Set down the whole listing that follows, precisely as written.

-=-=-=-=-

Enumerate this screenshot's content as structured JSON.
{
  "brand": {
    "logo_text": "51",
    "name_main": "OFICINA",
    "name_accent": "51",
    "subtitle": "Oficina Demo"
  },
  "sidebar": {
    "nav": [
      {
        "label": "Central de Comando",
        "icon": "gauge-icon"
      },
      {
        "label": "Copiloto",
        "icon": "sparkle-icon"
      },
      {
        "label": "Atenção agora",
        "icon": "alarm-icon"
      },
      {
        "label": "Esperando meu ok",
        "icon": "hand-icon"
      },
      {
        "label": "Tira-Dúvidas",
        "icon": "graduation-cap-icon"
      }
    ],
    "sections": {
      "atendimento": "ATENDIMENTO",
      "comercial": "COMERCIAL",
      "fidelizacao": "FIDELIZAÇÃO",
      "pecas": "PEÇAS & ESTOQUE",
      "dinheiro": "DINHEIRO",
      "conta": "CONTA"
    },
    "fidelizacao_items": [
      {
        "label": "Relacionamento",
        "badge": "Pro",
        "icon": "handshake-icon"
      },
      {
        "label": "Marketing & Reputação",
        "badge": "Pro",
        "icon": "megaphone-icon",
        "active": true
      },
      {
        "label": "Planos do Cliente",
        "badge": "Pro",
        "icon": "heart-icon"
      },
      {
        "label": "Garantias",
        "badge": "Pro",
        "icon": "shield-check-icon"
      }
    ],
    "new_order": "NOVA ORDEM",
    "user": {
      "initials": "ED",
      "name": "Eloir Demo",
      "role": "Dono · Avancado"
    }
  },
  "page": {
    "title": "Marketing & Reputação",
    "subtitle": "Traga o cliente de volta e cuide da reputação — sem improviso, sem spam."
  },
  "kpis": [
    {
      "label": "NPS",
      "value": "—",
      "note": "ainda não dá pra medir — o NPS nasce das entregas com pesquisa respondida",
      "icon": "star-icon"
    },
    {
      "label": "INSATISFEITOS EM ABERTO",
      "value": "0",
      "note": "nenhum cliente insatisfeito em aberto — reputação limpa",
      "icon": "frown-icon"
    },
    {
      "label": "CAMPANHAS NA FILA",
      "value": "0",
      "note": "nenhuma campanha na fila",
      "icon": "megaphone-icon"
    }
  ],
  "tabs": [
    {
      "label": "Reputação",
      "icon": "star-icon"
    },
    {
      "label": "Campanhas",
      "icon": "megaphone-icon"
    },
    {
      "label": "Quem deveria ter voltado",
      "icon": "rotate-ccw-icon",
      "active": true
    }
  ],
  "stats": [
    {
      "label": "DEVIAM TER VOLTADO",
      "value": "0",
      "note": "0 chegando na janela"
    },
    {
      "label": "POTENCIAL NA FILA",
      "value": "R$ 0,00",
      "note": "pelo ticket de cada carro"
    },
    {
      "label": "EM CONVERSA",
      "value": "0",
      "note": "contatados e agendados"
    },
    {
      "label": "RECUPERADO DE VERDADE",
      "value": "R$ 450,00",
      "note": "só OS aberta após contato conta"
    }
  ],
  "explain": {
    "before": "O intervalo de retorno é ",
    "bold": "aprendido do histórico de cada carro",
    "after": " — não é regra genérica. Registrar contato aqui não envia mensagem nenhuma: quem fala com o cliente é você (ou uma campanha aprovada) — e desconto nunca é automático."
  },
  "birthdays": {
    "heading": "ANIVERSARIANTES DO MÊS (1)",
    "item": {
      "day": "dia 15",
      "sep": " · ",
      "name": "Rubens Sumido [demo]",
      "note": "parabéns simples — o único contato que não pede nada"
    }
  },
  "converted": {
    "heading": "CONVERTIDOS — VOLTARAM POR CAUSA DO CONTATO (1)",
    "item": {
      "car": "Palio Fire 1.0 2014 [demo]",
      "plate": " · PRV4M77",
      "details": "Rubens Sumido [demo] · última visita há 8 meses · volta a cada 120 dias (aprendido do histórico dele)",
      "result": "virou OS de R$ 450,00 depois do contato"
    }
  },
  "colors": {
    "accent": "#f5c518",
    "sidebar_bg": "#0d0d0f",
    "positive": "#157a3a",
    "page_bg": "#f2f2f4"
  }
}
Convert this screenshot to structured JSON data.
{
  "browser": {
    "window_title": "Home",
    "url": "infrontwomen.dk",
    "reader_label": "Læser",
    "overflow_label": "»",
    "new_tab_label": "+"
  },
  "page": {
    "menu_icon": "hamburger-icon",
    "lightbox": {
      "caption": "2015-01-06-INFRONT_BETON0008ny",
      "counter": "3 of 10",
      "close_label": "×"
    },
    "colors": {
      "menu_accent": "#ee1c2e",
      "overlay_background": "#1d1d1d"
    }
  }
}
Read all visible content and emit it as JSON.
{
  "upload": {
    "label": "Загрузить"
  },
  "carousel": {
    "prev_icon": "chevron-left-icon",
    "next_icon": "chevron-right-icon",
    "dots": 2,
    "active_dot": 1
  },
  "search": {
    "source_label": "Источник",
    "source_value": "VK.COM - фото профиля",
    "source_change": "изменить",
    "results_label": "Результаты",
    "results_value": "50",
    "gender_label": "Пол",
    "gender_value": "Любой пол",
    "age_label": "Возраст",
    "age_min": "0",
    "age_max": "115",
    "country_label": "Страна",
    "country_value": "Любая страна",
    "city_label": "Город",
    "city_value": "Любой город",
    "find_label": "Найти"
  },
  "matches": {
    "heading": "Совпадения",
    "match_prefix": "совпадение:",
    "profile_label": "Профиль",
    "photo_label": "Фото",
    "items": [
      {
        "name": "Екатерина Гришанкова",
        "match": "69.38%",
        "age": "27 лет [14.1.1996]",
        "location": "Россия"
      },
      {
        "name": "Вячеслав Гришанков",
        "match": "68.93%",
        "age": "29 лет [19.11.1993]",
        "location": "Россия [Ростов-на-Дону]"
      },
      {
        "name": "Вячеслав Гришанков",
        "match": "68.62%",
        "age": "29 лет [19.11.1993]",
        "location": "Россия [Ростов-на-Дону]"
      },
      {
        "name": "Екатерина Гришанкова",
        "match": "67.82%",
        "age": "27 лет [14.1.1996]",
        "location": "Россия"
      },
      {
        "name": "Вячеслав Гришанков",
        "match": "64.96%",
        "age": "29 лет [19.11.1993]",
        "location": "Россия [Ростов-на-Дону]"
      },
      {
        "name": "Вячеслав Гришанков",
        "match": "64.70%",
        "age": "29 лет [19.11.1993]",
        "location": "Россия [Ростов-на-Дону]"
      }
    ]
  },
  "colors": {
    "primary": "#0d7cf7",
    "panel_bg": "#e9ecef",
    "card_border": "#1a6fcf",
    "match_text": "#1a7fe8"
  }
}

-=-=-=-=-

**Written response**
Enumerate this screenshot's content as structured JSON.
{
  "brand": {
    "logo_text": "51",
    "name_main": "OFICINA",
    "name_accent": "51",
    "subtitle": "Oficina Demo"
  },
  "sidebar": {
    "nav": [
      {
        "label": "Central de Comando",
        "icon": "gauge-icon"
      },
      {
        "label": "Copiloto",
        "icon": "sparkle-icon"
      },
      {
        "label": "Atenção agora",
        "icon": "alarm-icon"
      },
      {
        "label": "Esperando meu ok",
        "icon": "hand-icon"
      },
      {
        "label": "Tira-Dúvidas",
        "icon": "graduation-cap-icon"
      }
    ],
    "sections": {
      "atendimento": "ATENDIMENTO",
      "comercial": "COMERCIAL",
      "fidelizacao": "FIDELIZAÇÃO",
      "pecas": "PEÇAS & ESTOQUE",
      "dinheiro": "DINHEIRO",
      "conta": "CONTA"
    },
    "fidelizacao_items": [
      {
        "label": "Relacionamento",
        "badge": "Pro",
        "icon": "handshake-icon"
      },
      {
        "label": "Marketing & Reputação",
        "badge": "Pro",
        "icon": "megaphone-icon",
        "active": true
      },
      {
        "label": "Planos do Cliente",
        "badge": "Pro",
        "icon": "heart-icon"
      },
      {
        "label": "Garantias",
        "badge": "Pro",
        "icon": "shield-check-icon"
      }
    ],
    "new_order": "NOVA ORDEM",
    "user": {
      "initials": "ED",
      "name": "Eloir Demo",
      "role": "Dono · Avancado"
    }
  },
  "page": {
    "title": "Marketing & Reputação",
    "subtitle": "Traga o cliente de volta e cuide da reputação — sem improviso, sem spam."
  },
  "kpis": [
    {
      "label": "NPS",
      "value": "—",
      "note": "ainda não dá pra medir — o NPS nasce das entregas com pesquisa respondida",
      "icon": "star-icon"
    },
    {
      "label": "INSATISFEITOS EM ABERTO",
      "value": "0",
      "note": "nenhum cliente insatisfeito em aberto — reputação limpa",
      "icon": "frown-icon"
    },
    {
      "label": "CAMPANHAS NA FILA",
      "value": "0",
      "note": "nenhuma campanha na fila",
      "icon": "megaphone-icon"
    }
  ],
  "tabs": [
    {
      "label": "Reputação",
      "icon": "star-icon"
    },
    {
      "label": "Campanhas",
      "icon": "megaphone-icon"
    },
    {
      "label": "Quem deveria ter voltado",
      "icon": "rotate-ccw-icon",
      "active": true
    }
  ],
  "stats": [
    {
      "label": "DEVIAM TER VOLTADO",
      "value": "0",
      "note": "0 chegando na janela"
    },
    {
      "label": "POTENCIAL NA FILA",
      "value": "R$ 0,00",
      "note": "pelo ticket de cada carro"
    },
    {
      "label": "EM CONVERSA",
      "value": "0",
      "note": "contatados e agendados"
    },
    {
      "label": "RECUPERADO DE VERDADE",
      "value": "R$ 450,00",
      "note": "só OS aberta após contato conta"
    }
  ],
  "explain": {
    "before": "O intervalo de retorno é ",
    "bold": "aprendido do histórico de cada carro",
    "after": " — não é regra genérica. Registrar contato aqui não envia mensagem nenhuma: quem fala com o cliente é você (ou uma campanha aprovada) — e desconto nunca é automático."
  },
  "birthdays": {
    "heading": "ANIVERSARIANTES DO MÊS (1)",
    "item": {
      "day": "dia 15",
      "sep": " · ",
      "name": "Rubens Sumido [demo]",
      "note": "parabéns simples — o único contato que não pede nada"
    }
  },
  "converted": {
    "heading": "CONVERTIDOS — VOLTARAM POR CAUSA DO CONTATO (1)",
    "item": {
      "car": "Palio Fire 1.0 2014 [demo]",
      "plate": " · PRV4M77",
      "details": "Rubens Sumido [demo] · última visita há 8 meses · volta a cada 120 dias (aprendido do histórico dele)",
      "result": "virou OS de R$ 450,00 depois do contato"
    }
  },
  "colors": {
    "accent": "#f5c518",
    "sidebar_bg": "#0d0d0f",
    "positive": "#157a3a",
    "page_bg": "#f2f2f4"
  }
}
Convert this screenshot to structured JSON data.
{
  "browser": {
    "window_title": "Home",
    "url": "infrontwomen.dk",
    "reader_label": "Læser",
    "overflow_label": "»",
    "new_tab_label": "+"
  },
  "page": {
    "menu_icon": "hamburger-icon",
    "lightbox": {
      "caption": "2015-01-06-INFRONT_BETON0008ny",
      "counter": "3 of 10",
      "close_label": "×"
    },
    "colors": {
      "menu_accent": "#ee1c2e",
      "overlay_background": "#1d1d1d"
    }
  }
}
Read all visible content and emit it as JSON.
{
  "upload": {
    "label": "Загрузить"
  },
  "carousel": {
    "prev_icon": "chevron-left-icon",
    "next_icon": "chevron-right-icon",
    "dots": 2,
    "active_dot": 1
  },
  "search": {
    "source_label": "Источник",
    "source_value": "VK.COM - фото профиля",
    "source_change": "изменить",
    "results_label": "Результаты",
    "results_value": "50",
    "gender_label": "Пол",
    "gender_value": "Любой пол",
    "age_label": "Возраст",
    "age_min": "0",
    "age_max": "115",
    "country_label": "Страна",
    "country_value": "Любая страна",
    "city_label": "Город",
    "city_value": "Любой город",
    "find_label": "Найти"
  },
  "matches": {
    "heading": "Совпадения",
    "match_prefix": "совпадение:",
    "profile_label": "Профиль",
    "photo_label": "Фото",
    "items": [
      {
        "name": "Екатерина Гришанкова",
        "match": "69.38%",
        "age": "27 лет [14.1.1996]",
        "location": "Россия"
      },
      {
        "name": "Вячеслав Гришанков",
        "match": "68.93%",
        "age": "29 лет [19.11.1993]",
        "location": "Россия [Ростов-на-Дону]"
      },
      {
        "name": "Вячеслав Гришанков",
        "match": "68.62%",
        "age": "29 лет [19.11.1993]",
        "location": "Россия [Ростов-на-Дону]"
      },
      {
        "name": "Екатерина Гришанкова",
        "match": "67.82%",
        "age": "27 лет [14.1.1996]",
        "location": "Россия"
      },
      {
        "name": "Вячеслав Гришанков",
        "match": "64.96%",
        "age": "29 лет [19.11.1993]",
        "location": "Россия [Ростов-на-Дону]"
      },
      {
        "name": "Вячеслав Гришанков",
        "match": "64.70%",
        "age": "29 лет [19.11.1993]",
        "location": "Россия [Ростов-на-Дону]"
      }
    ]
  },
  "colors": {
    "primary": "#0d7cf7",
    "panel_bg": "#e9ecef",
    "card_border": "#1a6fcf",
    "match_text": "#1a7fe8"
  }
}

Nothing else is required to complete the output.